Anna: Yeah, sure, I guess by osmosis. We're all in our 30s, so Nirvana was big when we were very young and MTV was really cool. So it's hard not to be influenced by them. I mean, I can tell you why, personally speaking, when I started buying records, I did not like Nirvana at all, because my dad liked Nirvana and mom liked Nirvana. So for me, Nirvana was the antithesis of cool. My parents liked it and it was on the radio. So [instead, I listened to] whatever I could find that nobody else knew. But at the same time, I loved it when I was like 12, so yeah, sure, it's an influence. When I listen to those records now, I'm blown away. It's not that we sat down and went, “We really love Nirvana.” When you listen to a Nirvana record, there's a lot of really big differences in our styles. There's a lot of lazy journalism involved. “Someone else said they were '90s, so like yeah, I see that.” We really, really appreciate it when we see reviews where people really sat down and listened to it and could really appreciate the influence. There's good music here. But it's like a style that's purposefully not going in any one direction.

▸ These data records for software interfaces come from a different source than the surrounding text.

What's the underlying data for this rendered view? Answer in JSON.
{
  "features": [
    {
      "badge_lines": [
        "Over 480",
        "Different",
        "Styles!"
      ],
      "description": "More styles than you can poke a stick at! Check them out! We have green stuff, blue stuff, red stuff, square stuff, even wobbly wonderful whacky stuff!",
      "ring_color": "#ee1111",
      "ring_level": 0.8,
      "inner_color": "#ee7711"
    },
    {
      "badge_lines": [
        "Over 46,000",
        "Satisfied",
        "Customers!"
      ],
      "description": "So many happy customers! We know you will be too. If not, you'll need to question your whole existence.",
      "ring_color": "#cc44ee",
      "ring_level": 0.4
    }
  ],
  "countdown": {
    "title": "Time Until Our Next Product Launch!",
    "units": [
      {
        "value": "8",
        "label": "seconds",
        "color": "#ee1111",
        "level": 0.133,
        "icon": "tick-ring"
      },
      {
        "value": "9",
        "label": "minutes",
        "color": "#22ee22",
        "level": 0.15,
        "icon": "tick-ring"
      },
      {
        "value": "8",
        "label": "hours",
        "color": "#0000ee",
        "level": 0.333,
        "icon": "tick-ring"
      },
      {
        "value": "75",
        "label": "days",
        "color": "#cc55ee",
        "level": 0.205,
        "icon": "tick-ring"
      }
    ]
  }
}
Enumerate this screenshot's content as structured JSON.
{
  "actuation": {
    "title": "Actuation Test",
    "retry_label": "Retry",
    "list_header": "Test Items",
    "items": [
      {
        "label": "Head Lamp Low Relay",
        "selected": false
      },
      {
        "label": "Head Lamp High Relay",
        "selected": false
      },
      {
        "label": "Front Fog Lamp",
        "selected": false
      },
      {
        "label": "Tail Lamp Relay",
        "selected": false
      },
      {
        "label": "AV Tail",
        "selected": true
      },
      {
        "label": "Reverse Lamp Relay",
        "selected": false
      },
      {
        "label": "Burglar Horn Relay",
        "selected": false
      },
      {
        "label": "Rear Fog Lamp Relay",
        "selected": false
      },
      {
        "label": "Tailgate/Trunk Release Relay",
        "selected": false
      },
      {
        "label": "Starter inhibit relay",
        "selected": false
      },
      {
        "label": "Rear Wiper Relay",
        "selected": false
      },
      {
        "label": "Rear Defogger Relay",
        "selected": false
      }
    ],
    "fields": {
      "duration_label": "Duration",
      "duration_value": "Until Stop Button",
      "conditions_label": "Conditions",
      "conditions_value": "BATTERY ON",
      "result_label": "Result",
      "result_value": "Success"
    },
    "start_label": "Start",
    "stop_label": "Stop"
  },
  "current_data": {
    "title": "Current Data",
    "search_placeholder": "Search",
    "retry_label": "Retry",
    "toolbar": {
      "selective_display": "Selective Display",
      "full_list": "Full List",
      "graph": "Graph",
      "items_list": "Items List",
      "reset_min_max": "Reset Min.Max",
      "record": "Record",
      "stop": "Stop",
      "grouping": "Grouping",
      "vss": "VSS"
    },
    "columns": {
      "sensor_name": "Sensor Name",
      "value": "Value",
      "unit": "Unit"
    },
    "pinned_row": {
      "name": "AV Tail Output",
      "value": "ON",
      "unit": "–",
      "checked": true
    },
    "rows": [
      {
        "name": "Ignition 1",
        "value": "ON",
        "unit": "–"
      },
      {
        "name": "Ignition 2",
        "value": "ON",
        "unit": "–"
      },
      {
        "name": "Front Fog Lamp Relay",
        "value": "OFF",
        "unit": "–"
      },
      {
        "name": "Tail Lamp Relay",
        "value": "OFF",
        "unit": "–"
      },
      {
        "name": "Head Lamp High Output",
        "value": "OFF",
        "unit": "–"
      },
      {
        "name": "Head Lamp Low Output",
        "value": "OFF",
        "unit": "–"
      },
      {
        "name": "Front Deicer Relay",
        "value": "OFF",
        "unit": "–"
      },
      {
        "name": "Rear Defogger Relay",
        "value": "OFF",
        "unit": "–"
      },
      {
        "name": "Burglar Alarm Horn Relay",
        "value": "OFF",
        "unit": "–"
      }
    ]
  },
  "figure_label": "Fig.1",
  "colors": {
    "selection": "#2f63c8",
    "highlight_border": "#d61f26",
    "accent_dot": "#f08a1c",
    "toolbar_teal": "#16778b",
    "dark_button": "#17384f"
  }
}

When listening, it sounds like nothing on the record is forced, which I really appreciate.
Anna: We're all open to different sound and style. But we also don't want to write a song and put it on a record multiple times. I think being very honest comes out of genuine enjoyment of writing. Some songs are written — Sean will bring some songs on his own, while some songs are totally collaborative. We'll write together. While I think we are very critical of one another, everything is given a shot. Lets see what we can do with that.
Patrick, I read that you used to book shows for a venue. How does it feel from going to booking shows for someone else to having shows booked for you by someone else?
Patrick: I mean honestly, I still do a lot. It's actually pretty funny, because our booking agent is the same agent I used to work with in Philadelphia for a long time. So it's one of those things where it was hard to let go of the reins right away and have someone else do it, but at the same time I spend more time concentrating on support, and I actually go out and listen to every band that's opening a show. So I try to know about these bands and what's going on. It loosens up my time a little bit instead of chasing emails with people. I actually have time for quality control. It feels good. It is one of those things I do miss, and I'm like, “Damn, I know I could have done better.” But there's also things they pull off that I could never do. For instance, in Europe, I could never book a successful European tour. I could string together a bunch of shows. It feels good to know it's working and also know I can spend time making shows better.
Cover photo by Karlo X. Ramos. Creepoid performs at The Foundry on Friday, August 7.